That means that if your goal is to live as healthily as you can for as long as you can – which happens to be my health goal – then you’ll want to make diet choices, exercise routines, stress reduction techniques, product choices, and sleep essentials all a part of your daily routine. Even if you haven’t yet completed a 23 and me genetic panel and don’t know your SNPs, these general steps can help.
Now, of course, we are all human – we will trip up sometimes. We will skip exercising or binge on junk food from time to time. But being overly vigilant or stressed out about the things that affect your health can actually outweigh all the good you are doing. So it’s all about being committed to your goal while also being unattached or un-stressed about the outcome. That’s not an easy thing to do, believe me – it takes practice, awareness, and a willingness to learn. It’s not about perfection but instead – consistently prioritizing yourself, feeling connected with yourself, and being empowered to make choices that are in line with your vision.
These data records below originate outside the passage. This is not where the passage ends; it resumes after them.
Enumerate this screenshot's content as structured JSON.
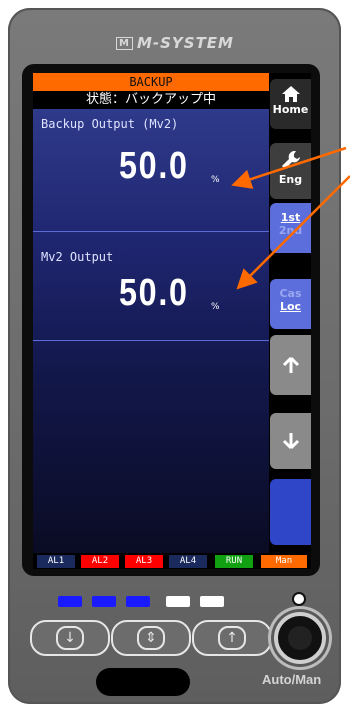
{
  "brand": {
    "mark": "M",
    "name": "M-SYSTEM"
  },
  "header": {
    "mode": "BACKUP",
    "status": "状態：バックアップ中"
  },
  "values": [
    {
      "label": "Backup Output (Mv2)",
      "value": "50.0",
      "unit": "%"
    },
    {
      "label": "Mv2 Output",
      "value": "50.0",
      "unit": "%"
    }
  ],
  "side_buttons": {
    "home": "Home",
    "eng": "Eng",
    "mode1_top": "1st",
    "mode1_bottom": "2nd",
    "mode2_top": "Cas",
    "mode2_bottom": "Loc"
  },
  "alarms": [
    {
      "label": "AL1",
      "color": "#1b2a5c"
    },
    {
      "label": "AL2",
      "color": "#ff0000"
    },
    {
      "label": "AL3",
      "color": "#ff0000"
    },
    {
      "label": "AL4",
      "color": "#1b2a5c"
    },
    {
      "label": "RUN",
      "color": "#11a011"
    },
    {
      "label": "Man",
      "color": "#ff6a00"
    }
  ],
  "leds": [
    "#1a1aff",
    "#1a1aff",
    "#1a1aff",
    "#ffffff",
    "#ffffff"
  ],
  "auto_man": "Auto/Man",
  "colors": {
    "accent_orange": "#ff6a00",
    "panel_blue": "#2e3a8a",
    "button_blue": "#5b6edb",
    "arrow": "#ff6a00"
  }
}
When starting off on this path, it can seem quite overwhelming, which is exactly why I’ve tried out so many ways to provide support over the years. One thing I have learned is that different things work for different people and I have developed a number of options. If you would find a meal plan helpful, or a protein shake that fulfills your nutritional requirements or day-by-day steps and information then you may want to check out my 7 and 21 day Stress Remedy Programs.
If you are curious about your own genetic make-up, check out this article that talks about genetic testing and how to go about it. Then once you have your genetic information, you’ll be able to fine-tune your diet, exercise, sleep, and stress plan to best meet the needs of your body.
If, on the other hand, you have already done genetic testing and are trying to find a practitioner to help you interpret the information and work out what to do with it, you can check out my Genetic Profiling Consultation Package here. With this program, I personally help you to complete the steps I describe in this article to benefit your health.
I’m so glad you are interested in this information and in how you can improve your health. Please do submit a comment below to share your experiences of how stress or lifestyle changes have influenced your health. And to make sure that you receive my next article in your inbox and receive a free guide to resetting your health, you can sign up for my weekly e-newsletter here.
16th August 2016
- Qi, Q, Chu, AY, Kang, JH, Huang, J, Rose, LM, Jensen, MK, Liang, L, Curhan, GC, Pasquale, LR, Wiggs, JL, De Vivo, I, Chan, AT, Choi, HK, Tamimi, RM, Ridker, PM, Hunter, DJ, Willett, WC, Rimm, EB, Chasman, DI, Hu, FB, Qi, L. (2014). Fried food consumption, genetic risk, and body mass index: gene-diet interaction analysis in three US cohort studies. BMJ 19;348:g1610.
- KilpelinenTO, Qi L, Brage S, et al. Physical activity attenuates the influence of FTO variants on obesity risk: a meta-analysis of 218,166 adults and 19,268 children. PLoS Med. 2011;8:e1001116. Epub 2011 Nov 1.